Mathematical models are key to systems biology where they typically describe the topology and dynamics of biological networks, listing biochemical entities and their relationships with one another. Some (hyper)thermophilic Archaea contain an enzyme, called non-phosphorylating glyceraldehyde-3-phosphate dehydrogenase (GAPN), which catalyzes the direct oxidation of glyceraldehyde-3-phosphate to 3-phosphoglycerate omitting adenosine 5'-triphosphate (ATP) formation by substrate-level-phosphorylation via phosphoglycerate kinase. In this study we formulate three hypotheses that could explain functionally why GAPN exists in these Archaea, and then construct and use mathematical models to test these three hypotheses. We used kinetic parameters of enzymes of Sulfolobus solfataricus (S. solfataricus) which is a thermo-acidophilic archaeon that grows optimally between 60 and 90 °C and between pH 2 and 4. For comparison, we used a model of Saccharomyces cerevisiae (S. cerevisiae), an organism that can live at moderate temperatures. We find that both the first hypothesis, i.e., that the glyceraldehyde-3-phosphate dehydrogenase (GAPDH) plus phosphoglycerate kinase (PGK) route (the alternative to GAPN) is thermodynamically too much uphill and the third hypothesis, i.e., that GAPDH plus PGK are required to carry the flux in the gluconeogenic direction, are correct. The second hypothesis, i.e., that the GAPDH plus PGK route delivers less than the 1 ATP per pyruvate that is delivered by the GAPN route, is only correct when GAPDH reaction has a high rate and 1,3-bis-phosphoglycerate (BPG) spontaneously degrades to 3PG at a high rate.
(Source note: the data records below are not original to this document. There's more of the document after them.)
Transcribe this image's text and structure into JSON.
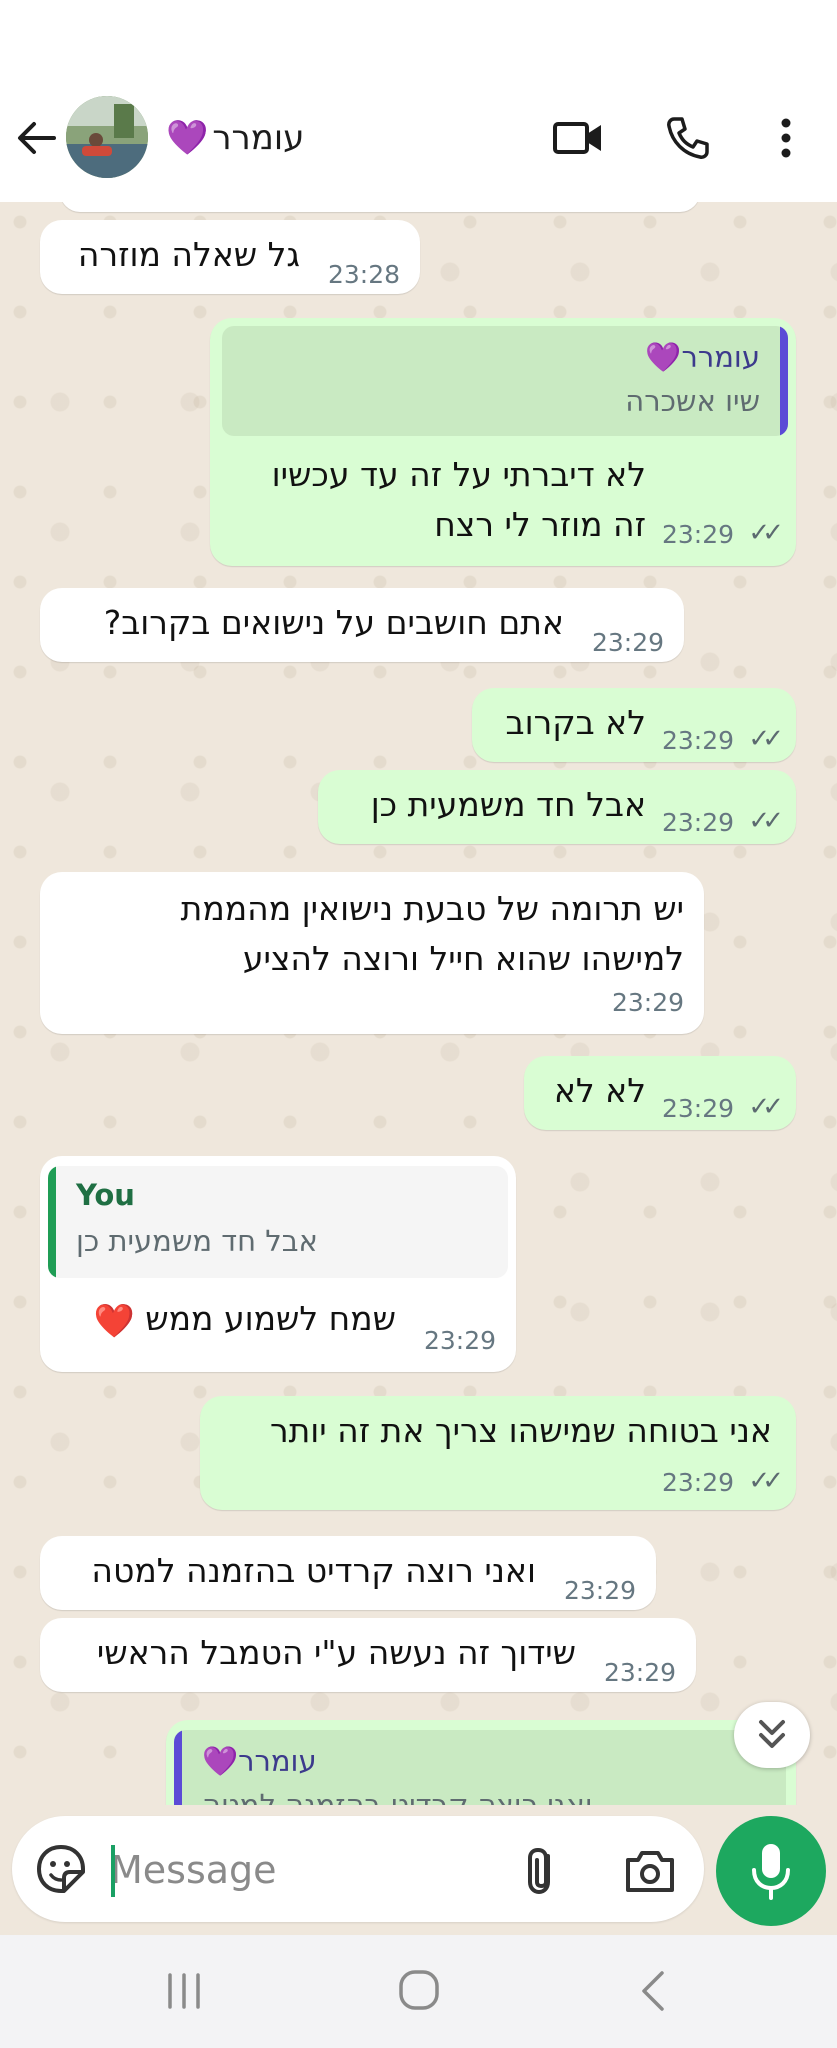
{
  "header": {
    "contact_name": "עומרר",
    "name_emoji": "💜",
    "icons": [
      "back-arrow-icon",
      "video-call-icon",
      "voice-call-icon",
      "more-options-icon"
    ]
  },
  "messages": [
    {
      "dir": "in",
      "text": "גל שאלה מוזרה",
      "time": "23:28"
    },
    {
      "dir": "out",
      "quote_author": "עומרר",
      "quote_emoji": "💜",
      "quote_text": "שיו אשכרה",
      "lines": [
        "לא דיברתי על זה עד עכשיו",
        "זה מוזר לי רצח"
      ],
      "time": "23:29"
    },
    {
      "dir": "in",
      "text": "אתם חושבים על נישואים בקרוב?",
      "time": "23:29"
    },
    {
      "dir": "out",
      "text": "לא בקרוב",
      "time": "23:29"
    },
    {
      "dir": "out",
      "text": "אבל חד משמעית כן",
      "time": "23:29"
    },
    {
      "dir": "in",
      "lines": [
        "יש תרומה של טבעת נישואין מהממת",
        "למישהו שהוא חייל ורוצה להציע"
      ],
      "time": "23:29"
    },
    {
      "dir": "out",
      "text": "לא לא",
      "time": "23:29"
    },
    {
      "dir": "in",
      "quote_author": "You",
      "quote_text": "אבל חד משמעית כן",
      "text": "שמח לשמוע ממש",
      "emoji": "❤️",
      "time": "23:29"
    },
    {
      "dir": "out",
      "text": "אני בטוחה שמישהו צריך את זה יותר",
      "time": "23:29"
    },
    {
      "dir": "in",
      "text": "ואני רוצה קרדיט בהזמנה למטה",
      "time": "23:29"
    },
    {
      "dir": "in",
      "text": "שידוך זה נעשה ע\"י הטמבל הראשי",
      "time": "23:29"
    },
    {
      "dir": "out",
      "quote_author": "עומרר",
      "quote_emoji": "💜",
      "quote_text": "ואני רוצה קרדיט בהזמנה למטה"
    }
  ],
  "input": {
    "placeholder": "Message"
  },
  "colors": {
    "outgoing": "#d9fdd3",
    "incoming": "#ffffff",
    "accent": "#1da85f",
    "chat_bg": "#efe7dc"
  }
}
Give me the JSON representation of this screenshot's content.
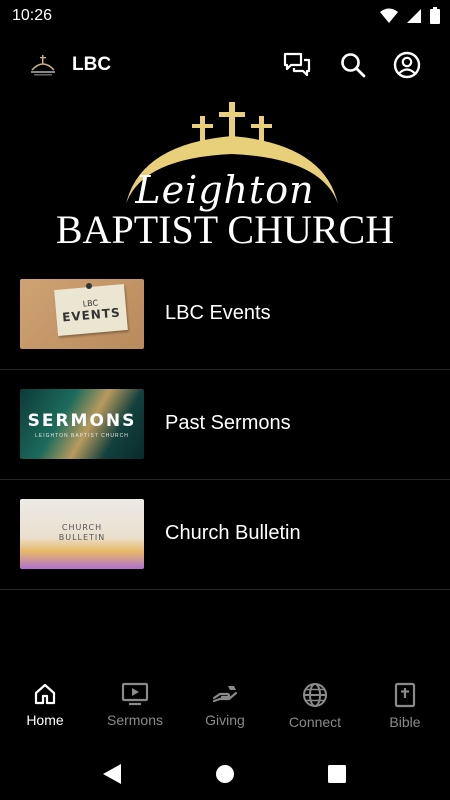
{
  "status_bar": {
    "time": "10:26"
  },
  "app_bar": {
    "title": "LBC"
  },
  "banner": {
    "line1": "Leighton",
    "line2": "BAPTIST CHURCH"
  },
  "items": [
    {
      "label": "LBC Events",
      "thumb_small": "LBC",
      "thumb_big": "EVENTS"
    },
    {
      "label": "Past Sermons",
      "thumb_big": "SERMONS",
      "thumb_small": "LEIGHTON BAPTIST CHURCH"
    },
    {
      "label": "Church Bulletin",
      "thumb_big": "CHURCH\nBULLETIN"
    }
  ],
  "nav": [
    {
      "label": "Home",
      "icon": "home-icon",
      "active": true
    },
    {
      "label": "Sermons",
      "icon": "video-icon",
      "active": false
    },
    {
      "label": "Giving",
      "icon": "giving-icon",
      "active": false
    },
    {
      "label": "Connect",
      "icon": "globe-icon",
      "active": false
    },
    {
      "label": "Bible",
      "icon": "bible-icon",
      "active": false
    }
  ],
  "colors": {
    "background": "#000000",
    "gold": "#e8cf7a",
    "inactive": "#8a8a8a"
  }
}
Keywords: Archaea; GAPN; flux; flux control coefficient; mathematical models; non-phosphorylating glyceraldehyde-3-phosphate dehydrogenase.